mercredi 13 janvier 2010

Ray Anderson + Han Bennink + Christy Doran

(Hat Hut, 1994 & 1995)

About AZURETY : A multinational group, trombonist, Ray Anderson, (United States) and drummer, Han Bennink (Holland) are known for injecting wit and whimsy into various musical frameworks. The musicians infuse their playful tendencies into this set also featuring the equally talented electric guitarist, Christy Doran (Ireland). On this release, the trio is simply having a blast as they surge forward with the intensity of your average high-octane, heavy metal rock outfit. Here, Anderson's often-verbose mode of execution rides atop Bennink's rolling thunder, and Doran's quasi free-jazz/hard-rock style licks.
The trio engages in uninhibited dialogue in concert with ominous sounding undercurrents thanks to a rollicking and rolling presentation of pieces spanning bluesy, dirge-like progressions and turbulently executed exchanges. Doran utilizes delay effects amid blazingly fast single note leads, and a few ostinato motifs while Anderson and Bennink frequently trade sprightly fours. The musicians also provide the listener with softly enacted swing vamps along with some downright riotous interplay. Recommended !

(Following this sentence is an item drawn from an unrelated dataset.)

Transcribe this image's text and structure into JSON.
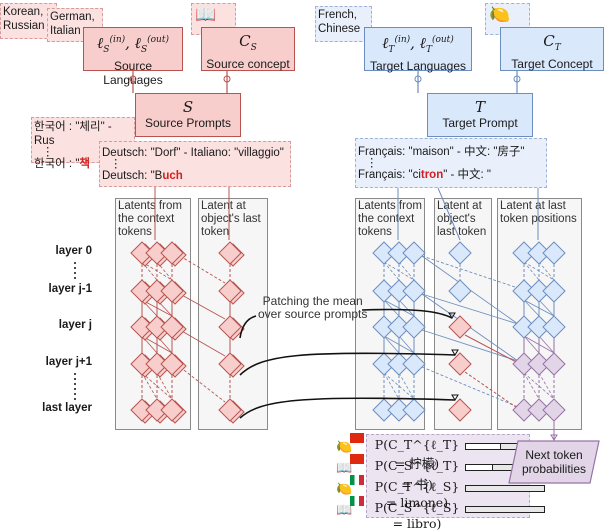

Glenn Astarita (Allmusic)

About CHEERUP : This trio's first recording, the wonderful Azurety, met with acclaim by critics and music fans alike for its gleeful abandon, musically astute terrorism, and tunes that were stop-on-a-dime tight. The trio, which was initially together just for a tour, is now a working unit and this second recording proves it. The originals by Christy Doran and Ray Anderson were written specifically to the strengths — and current obsessions — of each musician. Doran wrote "No Return" — with its crunchy New Orleans funk — with Han Bennink in mind (the drummer had just returned from West Africa and developed a jones for using bells). For his part, Anderson composed "My Own Children Are the Reason Why I Need to Own My Publishing" — which is all but humorous — as a bluesy wonder for his trombone's lyrical swing and Doran's trademark atmospheric shading. It's late-night lounge blues with a purpose, which is, it seems, a tender and loving paean to Anderson's kids. The free stuff ("Tabasco Cart," "Buckethead," etc.) is so playful it's hard to notice at first all the maneuvering that's going on between the three. Bennink is ripping the skins off in an attempt to make Doran push himself beyond his usual Jimi Hendrix machinations and match him in percussive expression. The title track is more bells from Bennink and whistles, and Doran using an African folk song as his root melody for Anderson to cruise through the registers on the tuba. It's a joyous dance of melodic invention and polyrhythmic grace. The overtones created by Doran's riffing play an excellent invertible counterpoint to Bennink's bells and whistles. When it slides into guttersnipe funk and slips into an off-kilter Cuban mambo, Doran takes off Robert Fripp style, and carries the band into the stratosphere. This date is killer — a blast to listen to. Guaranteed to cheer you up, even if you don't need it.

Thom Jurek (Allmusic)

2 commentaires:

the bug a dit…

hi there! i just discovered your blog today and i must say it's full of great music..keep on!!

velobrewer a dit…

Great post -- I love this band and have been listening to azurety for years, but have never run across this one. The blog...well, you've hit a home run with this stuff. My jazz tastes run from bop to the downtown scene and beyond -- you got "downtown and beyond" nicely covered with some excellent posts. Thank you!